Housing & Econ. Dev. Policy
Academic Term and Year
This course examines economic development theories and housing policies in the United States. Emphasis upon understanding how economic and housing markets operate and how national, state, and local governments can influence business investment and job development decisions and the construction and rehabilitation of housing for different populations. Tremendous demand is placed upon government officials to assist the economy, provide for jobs, help ensure economic performance, and attend to the housing needs of different groups. As a result, national, state, and local governments are increasing given the responsibility to develop and implement programs to help national or regional economies and address housing needs. Public sector managers are thus expected to understand how economic and housing markets operate and to create programs that will stimulate economic and housing production in their area. This course first provides an overview on how economic and housing markets function. The discussion will include discussion of basic principles of macro- and microeconomics and then analysis of specific views of economic development, including export-base, core-periphery, and locational theories. The course then provides specific analysis and evaluation of the different policies and techniques governments have used to secure economic and housing goals. Among the techniques examined will be: tax incentives and TIFs, bonding, public subsidies, public/private partnerships, infrastructure development, and direct government investment in, or ownership of housing and economic development entities.
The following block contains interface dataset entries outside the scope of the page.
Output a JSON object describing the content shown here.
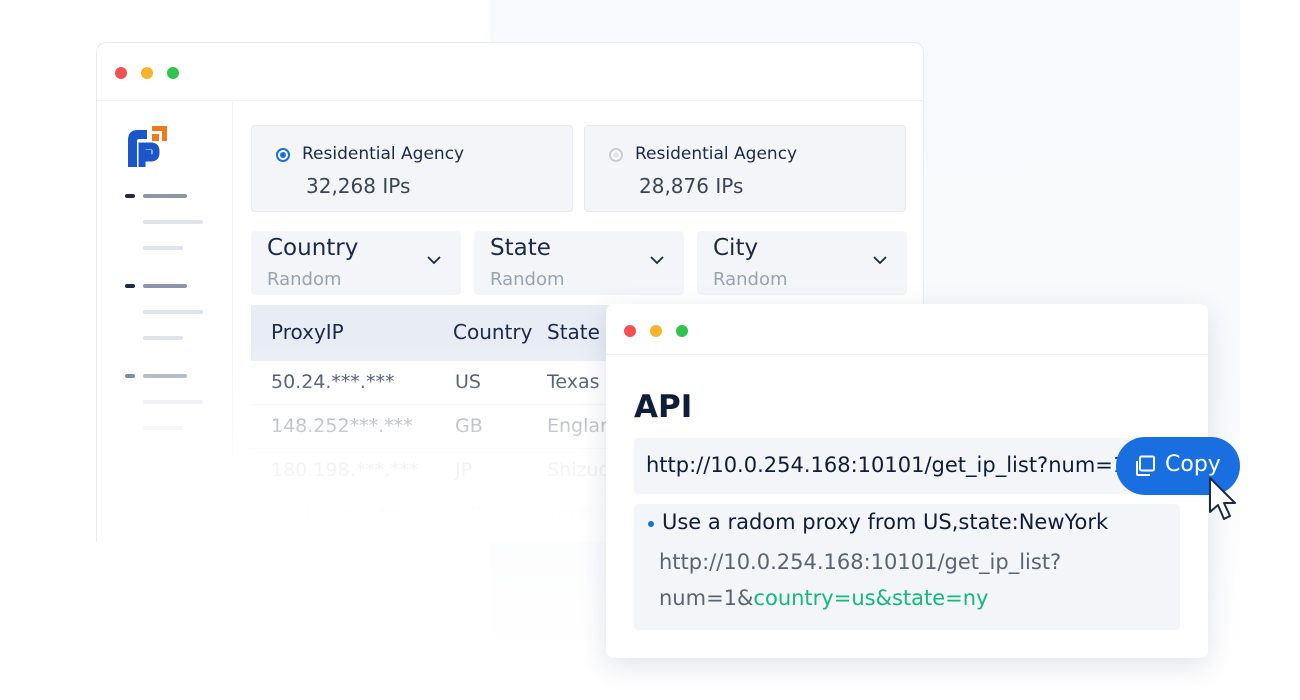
{
  "agencies": [
    {
      "label": "Residential Agency",
      "count": "32,268 IPs",
      "selected": true
    },
    {
      "label": "Residential Agency",
      "count": "28,876 IPs",
      "selected": false
    }
  ],
  "filters": [
    {
      "label": "Country",
      "value": "Random"
    },
    {
      "label": "State",
      "value": "Random"
    },
    {
      "label": "City",
      "value": "Random"
    }
  ],
  "table": {
    "headers": [
      "ProxyIP",
      "Country",
      "State"
    ],
    "rows": [
      [
        "50.24.***.***",
        "US",
        "Texas"
      ],
      [
        "148.252***.***",
        "GB",
        "Englar"
      ],
      [
        "180.198.***.***",
        "JP",
        "Shizuo"
      ],
      [
        "91.125.***.***",
        "GB",
        "Scotla"
      ]
    ]
  },
  "api": {
    "title": "API",
    "url": "http://10.0.254.168:10101/get_ip_list?num=1",
    "copy_label": "Copy",
    "example_desc": "Use a radom proxy from US,state:NewYork",
    "example_url_line1": "http://10.0.254.168:10101/get_ip_list?",
    "example_url_prefix": "num=1&",
    "example_url_params": "country=us&state=ny"
  },
  "colors": {
    "accent": "#1a6fe0",
    "highlight": "#11b97a",
    "logo_blue": "#1a56c9",
    "logo_orange": "#f07a1a",
    "dot_red": "#f05252",
    "dot_yellow": "#f9b32b",
    "dot_green": "#2ec44d"
  },
  "icons": [
    "logo-icon",
    "radio-selected-icon",
    "radio-unselected-icon",
    "chevron-down-icon",
    "copy-icon",
    "cursor-icon"
  ]
}
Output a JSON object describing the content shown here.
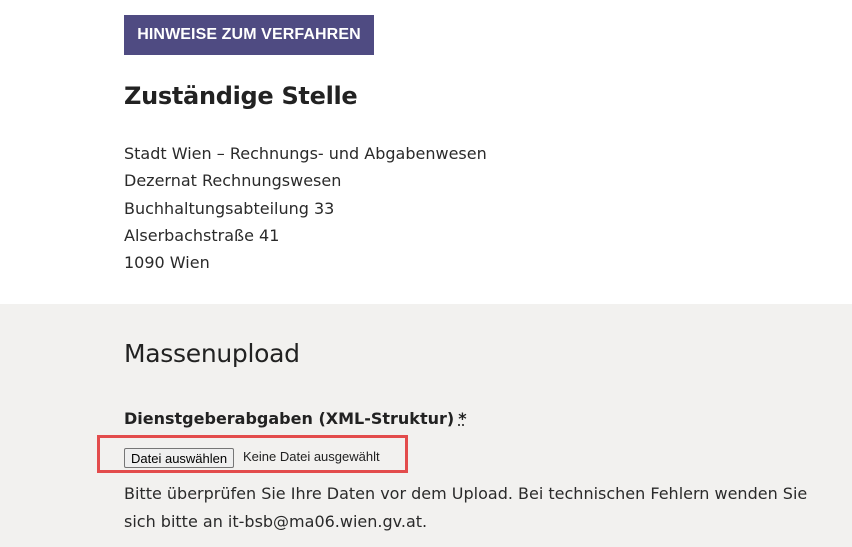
{
  "header_button": {
    "label": "HINWEISE ZUM VERFAHREN"
  },
  "authority": {
    "title": "Zuständige Stelle",
    "address_lines": [
      "Stadt Wien – Rechnungs- und Abgabenwesen",
      "Dezernat Rechnungswesen",
      "Buchhaltungsabteilung 33",
      "Alserbachstraße 41",
      "1090 Wien"
    ]
  },
  "upload": {
    "title": "Massenupload",
    "field_label": "Dienstgeberabgaben (XML-Struktur)",
    "required_marker": "*",
    "file_button_label": "Datei auswählen",
    "file_status": "Keine Datei ausgewählt",
    "help_text": "Bitte überprüfen Sie Ihre Daten vor dem Upload. Bei technischen Fehlern wenden Sie sich bitte an it-bsb@ma06.wien.gv.at."
  },
  "colors": {
    "button_bg": "#4f4b82",
    "section_bg": "#f2f1ef",
    "highlight_border": "#e34c4c"
  }
}
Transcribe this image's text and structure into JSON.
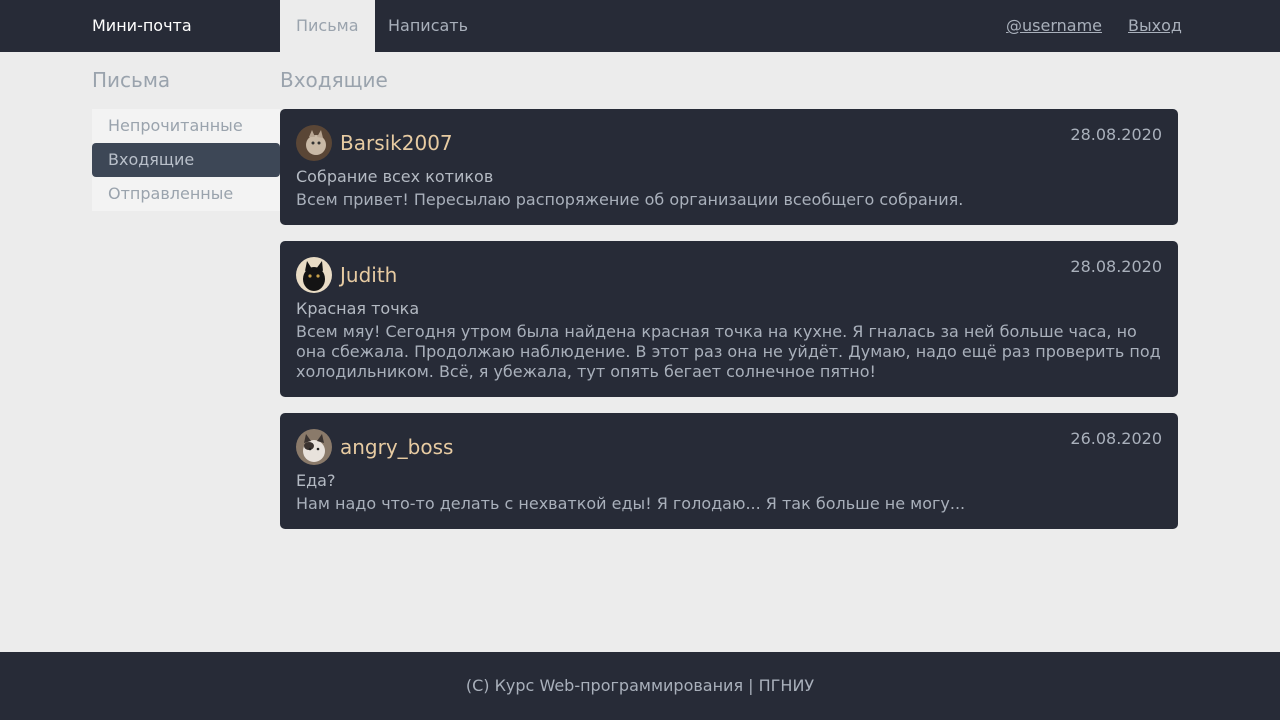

Waldron, Craig, "DPA8524-01.Housing & Econ. Dev. Policy.Su16.Waldron,Craig" (2016). Historic Syllabi -- full text access limited to internal Hamline administrative staff only. 1240.